         In evaluating Defendants' Motion to Dismiss, the Court must “treat the complaint's factual allegations as true . . . and must grant plaintiff ‘the benefit of all inferences that can be derived from the facts alleged.'” Sparrow, 216 F.3d at 1113 (quoting Schuler v. United States, 617 F.2d 605, 608 (D.C. Cir. 1979)) (internal citation omitted); see also Jerome Stevens Pharms., Inc. v. FDA, 402 F.3d 1249, 1253 (D.C. Cir. 2005). The Court need not accept as true, however, “a legal conclusion couched as a factual allegation, ” nor an inference unsupported by the facts set forth in the Complaint. Trudeau v. Fed. Trade Comm'n, 456 F.3d 178, 193 (D.C. Cir. 2006) (quoting Papasan v . Allain, 478 U.S. 265, 286 (1986) (internal quotation marks omitted).

         Federal Rule of Civil Procedure 12(b)(6) provides for the dismissal of an action where a complaint fails to “state a claim upon which relief can be granted.” Although the notice-pleading rules are “not meant to impose a great burden on a plaintiff, ” Dura Pharm., Inc. v. Broudo, 544 U.S. 336, 347 (2005), and “detailed factual allegations” are not necessary to withstand a Rule 12(b)(6) motion, Bell Atl. Corp. v. Twombly, 550 U.S. 544, 555 (2007), “a complaint must contain sufficient factual matter, accepted as true, to state a claim to relief that is plausible on its face.” Ashcroft v. Iqbal, 129 S.Ct. 1937, 1949 (2009) (internal quotation omitted). A plaintiff must put forth “factual content that allows the court to draw the reasonable inference that the defendant is liable for the misconduct alleged.” Id. Though a plaintiff may survive a 12(b)(6) motion even if “recovery is very remote and unlikely, ” Twombly, 550 U.S. at 556 (citing Scheuer, 416 U.S. at 236), the facts alleged in the complaint “must be enough to raise a right to relief above the speculative level.” Id. at 555.

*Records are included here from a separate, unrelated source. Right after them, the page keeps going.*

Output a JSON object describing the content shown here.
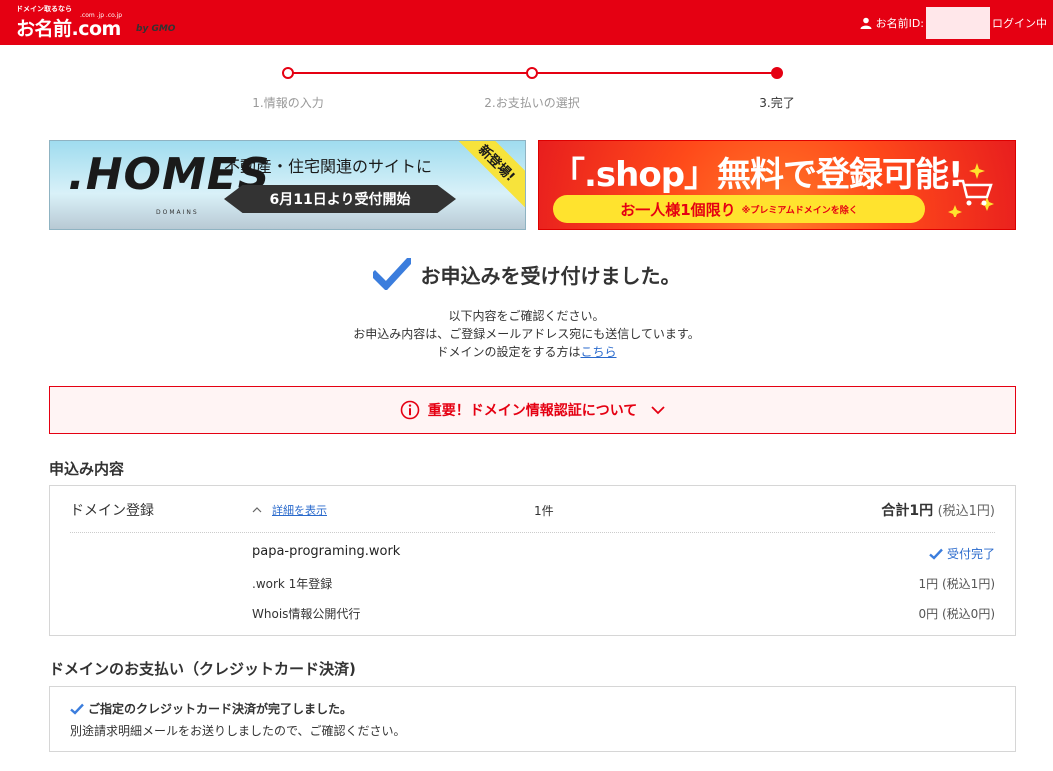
{
  "header": {
    "logo_tagline": "ドメイン取るなら",
    "logo_tlds": ".com .jp .co.jp",
    "logo_text": "お名前.com",
    "logo_gmo": "by GMO",
    "user_label": "お名前ID:",
    "user_status": "ログイン中"
  },
  "steps": [
    {
      "label": "1.情報の入力"
    },
    {
      "label": "2.お支払いの選択"
    },
    {
      "label": "3.完了"
    }
  ],
  "banners": {
    "homes": {
      "logo": ".HOMES",
      "logo_sub": "DOMAINS",
      "headline": "不動産・住宅関連のサイトに",
      "pill": "6月11日より受付開始",
      "ribbon": "新登場!"
    },
    "shop": {
      "title": "「.shop」無料で登録可能!",
      "pill_main": "お一人様1個限り",
      "pill_note": "※プレミアムドメインを除く"
    }
  },
  "complete": {
    "title": "お申込みを受け付けました。",
    "line1": "以下内容をご確認ください。",
    "line2": "お申込み内容は、ご登録メールアドレス宛にも送信しています。",
    "line3_prefix": "ドメインの設定をする方は",
    "line3_link": "こちら"
  },
  "alert": {
    "text": "重要！ドメイン情報認証について"
  },
  "order": {
    "section_title": "申込み内容",
    "label": "ドメイン登録",
    "detail_toggle": "詳細を表示",
    "count": "1件",
    "total_label": "合計1円",
    "total_tax": "(税込1円)",
    "domain": "papa-programing.work",
    "status": "受付完了",
    "items": [
      {
        "name": ".work 1年登録",
        "price": "1円 (税込1円)"
      },
      {
        "name": "Whois情報公開代行",
        "price": "0円 (税込0円)"
      }
    ]
  },
  "payment": {
    "section_title": "ドメインのお支払い（クレジットカード決済)",
    "line1": "ご指定のクレジットカード決済が完了しました。",
    "line2": "別途請求明細メールをお送りしましたので、ご確認ください。"
  },
  "colors": {
    "brand": "#e50012",
    "link": "#2a6acc",
    "check": "#3b7ddd"
  }
}
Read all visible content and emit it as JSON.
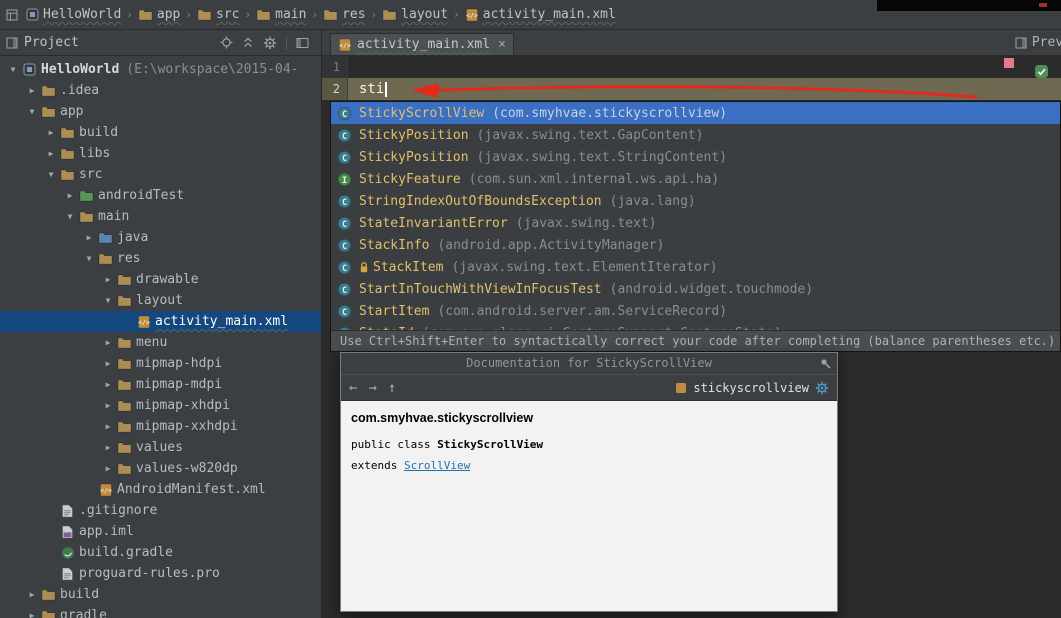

         III. Analysis

         Defendants make multiple arguments in its Motion to Dismiss, including ones relating to Federal Rule of Civil Procedure 8, the Civil Service Reform Act, and the Federal Service Labor-Management Relations Act. This Court, however, need only address the simpler question of whether Plaintiffs have sufficiently stated a retaliation or hostile-work-environment claim, and it will look at each count in turn.

         A. Retaliation

         Plaintiffs first allege that GPO supervisors retaliated against them after they filed their EEO complaint. See Am. Compl., ¶ 28. As previously set forth, the alleged retaliatory acts include purportedly racial comments (“my slaves, ” “poor stepchild”), the removal of printers from their section, a failure to fill vacant ...


Buy This Entire Record For $7.95

Download the entire decision to receive the complete text, official citation,
docket number, dissents and concurrences, and footnotes for this case.

Learn more about what you receive with purchase of this case.